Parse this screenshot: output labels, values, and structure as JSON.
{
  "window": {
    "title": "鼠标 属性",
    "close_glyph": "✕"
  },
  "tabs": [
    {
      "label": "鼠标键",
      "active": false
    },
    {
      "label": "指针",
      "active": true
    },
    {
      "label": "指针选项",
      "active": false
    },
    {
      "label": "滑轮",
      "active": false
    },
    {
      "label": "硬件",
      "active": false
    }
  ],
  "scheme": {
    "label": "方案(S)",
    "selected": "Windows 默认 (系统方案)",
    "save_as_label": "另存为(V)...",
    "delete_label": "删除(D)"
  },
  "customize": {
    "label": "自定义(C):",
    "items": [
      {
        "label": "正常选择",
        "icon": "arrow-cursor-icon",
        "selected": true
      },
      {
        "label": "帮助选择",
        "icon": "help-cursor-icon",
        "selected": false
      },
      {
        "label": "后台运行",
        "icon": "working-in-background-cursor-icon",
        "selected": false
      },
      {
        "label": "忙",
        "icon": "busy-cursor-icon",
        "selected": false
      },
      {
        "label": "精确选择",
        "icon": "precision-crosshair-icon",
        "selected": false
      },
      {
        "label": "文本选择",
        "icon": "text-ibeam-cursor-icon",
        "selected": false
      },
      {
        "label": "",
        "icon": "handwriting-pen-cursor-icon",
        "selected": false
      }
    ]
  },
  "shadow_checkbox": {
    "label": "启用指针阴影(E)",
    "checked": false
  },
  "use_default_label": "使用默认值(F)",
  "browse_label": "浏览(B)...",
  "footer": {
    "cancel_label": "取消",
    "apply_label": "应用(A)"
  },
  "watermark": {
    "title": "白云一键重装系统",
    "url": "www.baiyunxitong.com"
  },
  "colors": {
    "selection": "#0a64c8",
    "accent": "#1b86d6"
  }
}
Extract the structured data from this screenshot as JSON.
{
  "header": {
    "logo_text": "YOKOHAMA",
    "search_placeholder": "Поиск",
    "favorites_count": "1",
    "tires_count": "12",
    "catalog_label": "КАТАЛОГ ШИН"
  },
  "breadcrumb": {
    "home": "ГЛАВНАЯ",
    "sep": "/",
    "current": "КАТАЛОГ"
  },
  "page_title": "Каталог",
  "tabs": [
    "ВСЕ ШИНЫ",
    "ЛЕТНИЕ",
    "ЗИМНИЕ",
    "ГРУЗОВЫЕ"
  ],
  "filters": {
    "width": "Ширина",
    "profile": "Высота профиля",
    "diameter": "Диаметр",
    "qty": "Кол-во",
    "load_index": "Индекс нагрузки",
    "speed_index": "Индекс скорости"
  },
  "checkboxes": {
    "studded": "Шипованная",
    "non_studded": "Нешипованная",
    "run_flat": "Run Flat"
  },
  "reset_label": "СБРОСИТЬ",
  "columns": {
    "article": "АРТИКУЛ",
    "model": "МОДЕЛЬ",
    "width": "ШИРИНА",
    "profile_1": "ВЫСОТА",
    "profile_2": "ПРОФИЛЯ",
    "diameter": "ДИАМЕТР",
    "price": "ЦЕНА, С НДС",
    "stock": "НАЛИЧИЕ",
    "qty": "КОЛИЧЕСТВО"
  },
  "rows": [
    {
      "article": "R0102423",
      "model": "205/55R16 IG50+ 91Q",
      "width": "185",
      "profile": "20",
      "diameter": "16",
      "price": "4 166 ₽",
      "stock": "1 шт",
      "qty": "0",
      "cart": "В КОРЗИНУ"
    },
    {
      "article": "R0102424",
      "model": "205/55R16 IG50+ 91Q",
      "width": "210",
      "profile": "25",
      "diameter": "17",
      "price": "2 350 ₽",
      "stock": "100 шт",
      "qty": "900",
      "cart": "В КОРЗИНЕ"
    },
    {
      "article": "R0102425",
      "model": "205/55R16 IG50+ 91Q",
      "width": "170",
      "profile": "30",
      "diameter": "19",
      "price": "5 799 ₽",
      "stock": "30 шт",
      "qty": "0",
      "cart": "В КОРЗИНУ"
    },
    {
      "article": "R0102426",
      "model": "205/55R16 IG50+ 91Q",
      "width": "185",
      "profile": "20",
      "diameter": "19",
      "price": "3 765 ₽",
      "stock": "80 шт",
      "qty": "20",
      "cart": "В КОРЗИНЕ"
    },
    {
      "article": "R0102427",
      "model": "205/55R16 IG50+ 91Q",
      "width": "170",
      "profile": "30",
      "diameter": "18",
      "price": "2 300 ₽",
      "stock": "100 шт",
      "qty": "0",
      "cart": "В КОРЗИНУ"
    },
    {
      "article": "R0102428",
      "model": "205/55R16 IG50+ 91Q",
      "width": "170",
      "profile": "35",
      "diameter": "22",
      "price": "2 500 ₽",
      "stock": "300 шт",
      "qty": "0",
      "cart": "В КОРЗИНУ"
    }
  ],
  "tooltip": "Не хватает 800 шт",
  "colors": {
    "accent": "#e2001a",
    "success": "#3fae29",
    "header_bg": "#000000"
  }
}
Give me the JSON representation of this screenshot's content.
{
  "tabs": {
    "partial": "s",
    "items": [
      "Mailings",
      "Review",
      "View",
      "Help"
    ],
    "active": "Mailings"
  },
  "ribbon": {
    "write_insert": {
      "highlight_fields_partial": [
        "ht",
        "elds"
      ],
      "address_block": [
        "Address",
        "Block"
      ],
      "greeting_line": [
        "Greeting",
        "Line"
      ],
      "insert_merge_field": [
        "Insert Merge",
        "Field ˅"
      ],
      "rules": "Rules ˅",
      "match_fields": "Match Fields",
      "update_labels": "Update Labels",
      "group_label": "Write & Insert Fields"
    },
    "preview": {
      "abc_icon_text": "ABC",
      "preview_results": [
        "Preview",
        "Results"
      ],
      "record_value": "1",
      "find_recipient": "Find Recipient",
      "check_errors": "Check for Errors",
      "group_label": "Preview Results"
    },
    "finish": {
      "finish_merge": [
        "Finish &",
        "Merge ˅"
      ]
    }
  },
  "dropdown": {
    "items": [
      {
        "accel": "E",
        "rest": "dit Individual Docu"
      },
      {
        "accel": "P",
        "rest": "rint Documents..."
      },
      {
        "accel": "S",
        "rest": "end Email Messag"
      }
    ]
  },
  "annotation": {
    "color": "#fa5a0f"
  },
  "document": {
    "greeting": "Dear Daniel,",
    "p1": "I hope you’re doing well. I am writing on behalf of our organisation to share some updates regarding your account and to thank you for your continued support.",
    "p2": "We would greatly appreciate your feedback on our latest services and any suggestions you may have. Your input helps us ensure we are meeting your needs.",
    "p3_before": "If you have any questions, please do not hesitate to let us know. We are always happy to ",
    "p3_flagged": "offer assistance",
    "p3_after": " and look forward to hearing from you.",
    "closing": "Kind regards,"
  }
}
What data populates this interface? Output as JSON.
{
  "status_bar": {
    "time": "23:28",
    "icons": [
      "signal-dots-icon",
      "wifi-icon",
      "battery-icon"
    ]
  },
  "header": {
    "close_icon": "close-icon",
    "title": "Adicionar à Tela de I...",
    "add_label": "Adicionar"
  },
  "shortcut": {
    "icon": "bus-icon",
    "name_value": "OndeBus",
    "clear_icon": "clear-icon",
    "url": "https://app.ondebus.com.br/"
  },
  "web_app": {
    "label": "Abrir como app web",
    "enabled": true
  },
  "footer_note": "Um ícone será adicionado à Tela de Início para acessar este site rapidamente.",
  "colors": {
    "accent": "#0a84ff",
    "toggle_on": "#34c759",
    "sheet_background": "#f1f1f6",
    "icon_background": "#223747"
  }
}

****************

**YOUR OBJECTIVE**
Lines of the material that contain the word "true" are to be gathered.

**TASK RESULT**
      "active": true
        "selected": true
    "enabled": true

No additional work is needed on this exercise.